“It made my heart soar, seeing the comments of people who were touched by it, that it evoked this much feeling from people,” added Malik.
Leonard was worried that others would be touched in a different way — namely, disgusted by the idea of touching a dead rodent. He also had a feeling people wouldn’t agree with his parenting style.
His trepidation over putting the video online was justified. YouTubers, Redditors, and bloggers have accused Malik and Leonard of being everything from “white trash” to “bad parents” for letting their daughter handle the dead squirrel for three minutes. Hypervocal.com called Leonard “prettylackadaisical”. BestWeekEver.tv, wrote, “Someone should probably call Child Protective Services and report this.”

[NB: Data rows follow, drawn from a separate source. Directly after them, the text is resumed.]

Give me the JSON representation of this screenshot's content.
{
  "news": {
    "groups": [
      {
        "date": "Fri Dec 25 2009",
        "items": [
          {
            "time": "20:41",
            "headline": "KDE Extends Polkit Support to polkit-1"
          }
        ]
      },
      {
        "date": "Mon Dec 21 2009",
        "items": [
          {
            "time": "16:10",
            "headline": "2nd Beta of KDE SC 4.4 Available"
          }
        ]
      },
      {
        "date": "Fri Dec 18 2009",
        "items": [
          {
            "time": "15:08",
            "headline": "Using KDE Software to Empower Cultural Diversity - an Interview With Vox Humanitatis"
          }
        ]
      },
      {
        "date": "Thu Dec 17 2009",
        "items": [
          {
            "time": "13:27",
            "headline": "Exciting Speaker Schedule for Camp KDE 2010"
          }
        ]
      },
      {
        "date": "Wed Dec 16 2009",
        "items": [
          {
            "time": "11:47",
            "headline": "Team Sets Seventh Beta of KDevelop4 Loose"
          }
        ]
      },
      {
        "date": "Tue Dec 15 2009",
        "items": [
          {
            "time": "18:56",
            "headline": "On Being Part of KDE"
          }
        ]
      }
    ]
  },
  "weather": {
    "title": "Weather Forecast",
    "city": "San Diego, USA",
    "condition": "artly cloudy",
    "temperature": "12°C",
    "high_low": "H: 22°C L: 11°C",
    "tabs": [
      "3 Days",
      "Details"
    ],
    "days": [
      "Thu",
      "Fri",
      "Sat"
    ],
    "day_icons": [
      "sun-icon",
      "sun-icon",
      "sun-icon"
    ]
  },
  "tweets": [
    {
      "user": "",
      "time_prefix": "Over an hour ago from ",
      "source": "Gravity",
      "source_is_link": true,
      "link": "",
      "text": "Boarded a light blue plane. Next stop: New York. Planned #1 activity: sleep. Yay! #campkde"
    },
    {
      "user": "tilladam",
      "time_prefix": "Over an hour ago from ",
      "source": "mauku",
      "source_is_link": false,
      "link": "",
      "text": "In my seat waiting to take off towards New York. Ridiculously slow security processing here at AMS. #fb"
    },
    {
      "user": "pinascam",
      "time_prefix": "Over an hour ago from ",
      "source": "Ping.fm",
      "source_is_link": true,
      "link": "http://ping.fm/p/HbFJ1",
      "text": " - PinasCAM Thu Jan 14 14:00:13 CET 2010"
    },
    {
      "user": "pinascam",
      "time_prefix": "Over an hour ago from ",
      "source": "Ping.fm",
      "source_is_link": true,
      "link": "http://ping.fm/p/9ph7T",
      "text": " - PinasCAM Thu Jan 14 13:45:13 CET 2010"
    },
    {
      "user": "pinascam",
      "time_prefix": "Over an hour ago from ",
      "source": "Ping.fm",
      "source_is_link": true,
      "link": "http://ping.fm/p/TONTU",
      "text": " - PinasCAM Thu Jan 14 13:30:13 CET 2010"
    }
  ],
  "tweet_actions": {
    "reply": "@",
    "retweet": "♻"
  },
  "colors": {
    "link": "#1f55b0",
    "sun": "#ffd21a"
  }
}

TeddyHilton.com, an offshoot of Perez Hilton’s gossip-blog empire, wrote, “How could someone be stupid enough to let their daughter play with a dead animal AND post the bad parenting on the Internet?”
RandomTandem, meanwhile, pulled a racial meme, blogging that “this one is definitely getting filed under ‘things white people do.’”
Such knee-jerk reactions were common. Even the Washington Post didn’t bother to do much thinking or reporting in reblogging the video, just asking readers for questions and speculating about the “YouTube-ification of innocence.”
Some Internet commenters have wondered if Thea is the physical manifestation of Elmyra Duff, the Warner Bros. cartoon character known for her borderline-abusive hijinks with pets.
Others asked if Thea will be a serial killer when she grows up, or questioned why the 3-year old-child was topless outside in an age of pedophiles.
Leonard insists the squirrel wasn’t sick or flea-ridden, and Thea took a bath immediately afterward (as he noted while narrating the video). Asked why Thea was topless outside, Leonard retorted, “She’s a 3-year-old and we live in Florida.”
(For the record, government agencies recommend against touching an animal carcass with one’s bare hands.)
Thea’s innocence and unadulterated joy at being able to pet the squirrel is clearly evident in the video, and it is for this reason Malik and Leonard believe the video went viral.
“I think it addresses some of the fundamentals of life,” said Leonard. “It addresses death, but it’s also tempered by the innocence of a child. It’s this juxtaposition of the morbidity of death intermingled with the animation and joy of life, her sheer joy at being able to touch a squirrel. That’s what she was experiencing in that moment: how soft it was, [that] it was yielding to her will, she could pick it up, it wasn’t running away. She just didn’t understand what death was.”
Malik says Thea, now almost 7 years old, still remembers the squirrel though she still doesn’t fully grasp the concept of death. Thea has no negative memories over the incident, “because we didn’t make it a negative experience.”
“Parents guide by their faith and their integrity, and all we can do is strive to be the best parents we can be,” said Leonard. “What was happening for [Thea] was more important than the germs on the squirrel.”
Malik says she and Leonard will show Thea the video when she is “intellectually capable of understanding” what the Internet fascination with the video is about.
The question that lingers over this innocent yet disturbing video, with its echoing themes of childhood, innocence, death, and knowledge: Are we as a culture old enough to understand that ourselves?